WHAT THIS TASK INVOLVES: Lines with the string "Sensor" are to be identified in the listing and copied.

RECORDED DATA:
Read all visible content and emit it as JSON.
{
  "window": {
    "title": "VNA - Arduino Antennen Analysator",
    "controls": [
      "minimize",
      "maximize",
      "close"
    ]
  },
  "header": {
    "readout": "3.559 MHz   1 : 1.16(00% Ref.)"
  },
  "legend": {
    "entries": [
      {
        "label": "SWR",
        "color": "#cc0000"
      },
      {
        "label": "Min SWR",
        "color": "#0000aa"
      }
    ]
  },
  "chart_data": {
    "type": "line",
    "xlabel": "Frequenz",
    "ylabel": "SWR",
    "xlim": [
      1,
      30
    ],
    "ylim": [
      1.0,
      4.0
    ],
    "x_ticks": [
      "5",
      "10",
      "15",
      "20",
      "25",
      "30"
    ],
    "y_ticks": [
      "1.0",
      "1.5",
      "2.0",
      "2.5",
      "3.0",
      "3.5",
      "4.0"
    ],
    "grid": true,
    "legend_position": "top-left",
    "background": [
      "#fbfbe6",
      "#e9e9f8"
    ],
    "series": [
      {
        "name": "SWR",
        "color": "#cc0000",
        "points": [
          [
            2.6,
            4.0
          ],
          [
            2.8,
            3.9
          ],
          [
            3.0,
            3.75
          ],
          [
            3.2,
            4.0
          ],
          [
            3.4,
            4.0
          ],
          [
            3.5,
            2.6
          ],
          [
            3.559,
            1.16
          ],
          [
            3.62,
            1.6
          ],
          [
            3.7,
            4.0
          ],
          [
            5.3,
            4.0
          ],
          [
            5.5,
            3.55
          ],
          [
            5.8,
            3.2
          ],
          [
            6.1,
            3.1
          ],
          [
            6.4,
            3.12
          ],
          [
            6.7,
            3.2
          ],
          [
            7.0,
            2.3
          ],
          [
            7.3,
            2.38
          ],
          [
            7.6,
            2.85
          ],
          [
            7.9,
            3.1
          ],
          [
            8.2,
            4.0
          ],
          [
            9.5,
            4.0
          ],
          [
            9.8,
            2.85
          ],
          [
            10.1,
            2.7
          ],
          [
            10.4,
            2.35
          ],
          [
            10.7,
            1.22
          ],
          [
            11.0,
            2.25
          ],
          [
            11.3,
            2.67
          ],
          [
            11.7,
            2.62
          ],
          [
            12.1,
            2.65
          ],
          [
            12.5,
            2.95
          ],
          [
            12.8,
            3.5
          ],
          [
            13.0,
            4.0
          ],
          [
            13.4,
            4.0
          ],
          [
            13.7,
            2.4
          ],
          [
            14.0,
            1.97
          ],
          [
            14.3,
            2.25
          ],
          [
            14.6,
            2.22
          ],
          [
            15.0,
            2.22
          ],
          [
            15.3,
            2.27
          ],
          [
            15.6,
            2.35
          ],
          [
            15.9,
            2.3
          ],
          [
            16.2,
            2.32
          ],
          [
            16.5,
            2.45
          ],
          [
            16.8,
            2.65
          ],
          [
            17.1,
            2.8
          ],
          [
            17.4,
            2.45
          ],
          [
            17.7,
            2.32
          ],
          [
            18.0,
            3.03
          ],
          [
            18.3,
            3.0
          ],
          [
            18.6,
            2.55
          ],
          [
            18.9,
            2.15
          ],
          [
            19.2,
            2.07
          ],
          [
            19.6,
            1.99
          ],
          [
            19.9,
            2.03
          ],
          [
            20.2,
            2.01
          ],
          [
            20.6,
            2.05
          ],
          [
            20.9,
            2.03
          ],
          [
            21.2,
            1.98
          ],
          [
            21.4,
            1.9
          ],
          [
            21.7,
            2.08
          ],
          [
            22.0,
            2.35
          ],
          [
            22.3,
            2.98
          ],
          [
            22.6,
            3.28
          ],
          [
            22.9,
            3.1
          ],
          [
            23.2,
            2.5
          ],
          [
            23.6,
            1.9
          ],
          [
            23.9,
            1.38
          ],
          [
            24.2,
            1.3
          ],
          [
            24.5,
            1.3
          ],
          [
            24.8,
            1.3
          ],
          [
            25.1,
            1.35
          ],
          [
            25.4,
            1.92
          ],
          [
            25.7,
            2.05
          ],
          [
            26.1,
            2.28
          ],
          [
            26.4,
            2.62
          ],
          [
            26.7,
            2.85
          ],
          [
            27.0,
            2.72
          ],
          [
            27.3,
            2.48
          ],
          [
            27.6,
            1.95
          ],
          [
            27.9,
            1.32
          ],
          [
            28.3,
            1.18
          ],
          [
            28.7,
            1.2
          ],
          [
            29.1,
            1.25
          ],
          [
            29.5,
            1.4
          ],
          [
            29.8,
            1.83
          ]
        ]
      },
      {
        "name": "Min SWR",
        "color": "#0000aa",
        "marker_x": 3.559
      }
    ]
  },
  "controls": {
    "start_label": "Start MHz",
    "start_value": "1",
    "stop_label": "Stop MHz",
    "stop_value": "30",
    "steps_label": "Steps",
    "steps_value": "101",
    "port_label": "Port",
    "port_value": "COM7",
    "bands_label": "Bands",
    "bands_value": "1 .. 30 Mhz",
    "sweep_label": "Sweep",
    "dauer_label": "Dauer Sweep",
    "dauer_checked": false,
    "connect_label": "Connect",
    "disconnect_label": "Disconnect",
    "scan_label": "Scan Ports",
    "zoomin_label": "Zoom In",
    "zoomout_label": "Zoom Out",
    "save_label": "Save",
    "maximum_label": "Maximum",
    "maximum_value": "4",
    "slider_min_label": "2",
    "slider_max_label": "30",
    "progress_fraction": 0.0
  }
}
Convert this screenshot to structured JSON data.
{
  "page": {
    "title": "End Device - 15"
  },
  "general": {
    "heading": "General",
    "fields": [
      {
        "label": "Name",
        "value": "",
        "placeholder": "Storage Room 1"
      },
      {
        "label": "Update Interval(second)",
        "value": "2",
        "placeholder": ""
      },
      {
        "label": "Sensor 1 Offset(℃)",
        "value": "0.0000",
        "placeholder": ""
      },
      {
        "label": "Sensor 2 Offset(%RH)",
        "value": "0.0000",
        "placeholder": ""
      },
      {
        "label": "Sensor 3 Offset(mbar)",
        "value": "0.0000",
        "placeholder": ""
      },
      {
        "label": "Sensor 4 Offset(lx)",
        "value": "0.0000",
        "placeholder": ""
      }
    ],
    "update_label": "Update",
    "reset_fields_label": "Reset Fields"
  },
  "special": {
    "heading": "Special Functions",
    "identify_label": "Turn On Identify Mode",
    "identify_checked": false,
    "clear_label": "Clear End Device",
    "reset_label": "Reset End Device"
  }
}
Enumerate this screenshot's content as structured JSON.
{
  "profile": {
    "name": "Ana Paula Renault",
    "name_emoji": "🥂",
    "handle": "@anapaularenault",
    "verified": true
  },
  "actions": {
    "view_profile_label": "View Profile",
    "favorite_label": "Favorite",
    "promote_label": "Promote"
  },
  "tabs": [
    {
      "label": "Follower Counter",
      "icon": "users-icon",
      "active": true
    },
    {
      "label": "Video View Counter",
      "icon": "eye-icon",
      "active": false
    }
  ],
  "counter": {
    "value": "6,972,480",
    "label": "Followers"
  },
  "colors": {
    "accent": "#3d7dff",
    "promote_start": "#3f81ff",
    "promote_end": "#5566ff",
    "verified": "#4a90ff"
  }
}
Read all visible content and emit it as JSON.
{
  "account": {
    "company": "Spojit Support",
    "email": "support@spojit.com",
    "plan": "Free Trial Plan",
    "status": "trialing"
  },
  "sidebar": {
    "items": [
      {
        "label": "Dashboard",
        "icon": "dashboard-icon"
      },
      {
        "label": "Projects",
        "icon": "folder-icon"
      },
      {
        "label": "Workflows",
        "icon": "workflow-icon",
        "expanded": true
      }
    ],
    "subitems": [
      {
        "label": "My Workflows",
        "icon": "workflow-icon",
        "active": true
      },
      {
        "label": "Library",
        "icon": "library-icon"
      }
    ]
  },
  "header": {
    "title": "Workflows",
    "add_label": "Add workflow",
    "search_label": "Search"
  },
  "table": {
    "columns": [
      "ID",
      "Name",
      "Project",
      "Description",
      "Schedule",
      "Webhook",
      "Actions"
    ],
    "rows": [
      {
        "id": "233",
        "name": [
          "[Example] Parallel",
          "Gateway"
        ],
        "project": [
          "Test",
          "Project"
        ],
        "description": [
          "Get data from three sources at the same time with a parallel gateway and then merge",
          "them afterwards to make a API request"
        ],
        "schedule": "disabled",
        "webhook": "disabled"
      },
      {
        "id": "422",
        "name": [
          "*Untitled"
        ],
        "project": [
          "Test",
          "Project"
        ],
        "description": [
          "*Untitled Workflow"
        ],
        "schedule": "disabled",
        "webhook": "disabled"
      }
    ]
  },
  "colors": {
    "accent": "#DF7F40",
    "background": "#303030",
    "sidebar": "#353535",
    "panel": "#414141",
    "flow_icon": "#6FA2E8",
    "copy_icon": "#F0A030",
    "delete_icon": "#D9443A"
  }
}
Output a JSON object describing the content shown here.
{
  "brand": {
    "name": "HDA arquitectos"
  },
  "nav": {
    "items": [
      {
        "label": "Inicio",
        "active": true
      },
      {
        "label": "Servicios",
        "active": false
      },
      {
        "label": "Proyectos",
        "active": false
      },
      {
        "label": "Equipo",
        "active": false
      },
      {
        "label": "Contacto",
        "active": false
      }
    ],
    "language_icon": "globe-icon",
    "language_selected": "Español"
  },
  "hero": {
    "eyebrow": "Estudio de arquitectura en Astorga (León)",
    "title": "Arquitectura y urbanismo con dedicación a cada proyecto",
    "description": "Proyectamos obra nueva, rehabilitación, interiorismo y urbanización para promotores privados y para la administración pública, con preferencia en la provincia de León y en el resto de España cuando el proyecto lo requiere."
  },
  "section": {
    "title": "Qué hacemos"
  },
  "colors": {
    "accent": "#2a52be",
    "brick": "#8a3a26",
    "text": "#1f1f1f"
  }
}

ANSWER FOR THE TASK:
        "label": "Sensor 1 Offset(℃)",
        "label": "Sensor 2 Offset(%RH)",
        "label": "Sensor 3 Offset(mbar)",
        "label": "Sensor 4 Offset(lx)",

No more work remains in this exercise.